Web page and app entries
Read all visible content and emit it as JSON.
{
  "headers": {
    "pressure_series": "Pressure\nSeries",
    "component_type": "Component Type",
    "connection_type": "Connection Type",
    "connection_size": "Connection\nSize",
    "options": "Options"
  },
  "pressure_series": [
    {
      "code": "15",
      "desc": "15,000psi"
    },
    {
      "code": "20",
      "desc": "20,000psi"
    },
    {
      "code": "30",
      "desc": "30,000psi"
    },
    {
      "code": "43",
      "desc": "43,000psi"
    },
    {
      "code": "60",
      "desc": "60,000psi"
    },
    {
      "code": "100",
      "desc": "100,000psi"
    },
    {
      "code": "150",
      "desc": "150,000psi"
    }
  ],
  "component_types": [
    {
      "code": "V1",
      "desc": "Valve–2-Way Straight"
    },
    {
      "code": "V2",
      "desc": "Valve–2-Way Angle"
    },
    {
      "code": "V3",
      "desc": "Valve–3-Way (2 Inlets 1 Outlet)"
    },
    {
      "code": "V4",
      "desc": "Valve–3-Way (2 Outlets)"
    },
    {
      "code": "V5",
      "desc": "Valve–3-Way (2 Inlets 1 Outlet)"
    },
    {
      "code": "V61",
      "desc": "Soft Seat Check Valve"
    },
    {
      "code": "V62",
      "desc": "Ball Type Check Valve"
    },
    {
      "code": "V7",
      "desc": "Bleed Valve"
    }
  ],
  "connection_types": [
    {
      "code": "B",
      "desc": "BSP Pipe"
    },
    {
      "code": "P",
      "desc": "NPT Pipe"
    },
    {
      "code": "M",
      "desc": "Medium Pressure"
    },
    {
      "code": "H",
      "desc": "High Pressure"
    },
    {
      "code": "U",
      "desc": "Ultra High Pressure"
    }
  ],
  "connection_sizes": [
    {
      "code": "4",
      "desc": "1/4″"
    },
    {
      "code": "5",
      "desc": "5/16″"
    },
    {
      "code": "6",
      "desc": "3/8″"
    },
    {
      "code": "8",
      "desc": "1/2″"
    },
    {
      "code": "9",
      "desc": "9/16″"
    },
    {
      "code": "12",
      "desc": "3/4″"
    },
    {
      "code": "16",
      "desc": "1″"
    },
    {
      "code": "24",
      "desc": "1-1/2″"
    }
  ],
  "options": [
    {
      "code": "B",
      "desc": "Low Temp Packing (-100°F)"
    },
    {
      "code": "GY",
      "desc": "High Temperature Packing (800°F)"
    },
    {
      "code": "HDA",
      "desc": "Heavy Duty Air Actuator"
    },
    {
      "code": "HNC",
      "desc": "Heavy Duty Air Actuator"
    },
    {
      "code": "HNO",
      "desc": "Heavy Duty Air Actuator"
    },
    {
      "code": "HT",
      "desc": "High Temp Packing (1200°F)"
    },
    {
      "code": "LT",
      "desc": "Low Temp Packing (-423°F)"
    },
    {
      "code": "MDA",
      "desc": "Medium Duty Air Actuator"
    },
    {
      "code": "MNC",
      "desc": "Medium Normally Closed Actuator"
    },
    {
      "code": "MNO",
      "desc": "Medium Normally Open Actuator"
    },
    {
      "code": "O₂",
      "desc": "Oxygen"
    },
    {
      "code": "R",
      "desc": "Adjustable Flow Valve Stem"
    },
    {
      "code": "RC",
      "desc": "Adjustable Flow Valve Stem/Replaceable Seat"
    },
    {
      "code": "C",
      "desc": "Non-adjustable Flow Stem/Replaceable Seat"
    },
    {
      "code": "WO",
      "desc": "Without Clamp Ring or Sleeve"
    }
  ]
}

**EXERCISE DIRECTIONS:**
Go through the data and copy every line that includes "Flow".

**TASK SOLUTION:**
      "desc": "Adjustable Flow Valve Stem"
      "desc": "Adjustable Flow Valve Stem/Replaceable Seat"
      "desc": "Non-adjustable Flow Stem/Replaceable Seat"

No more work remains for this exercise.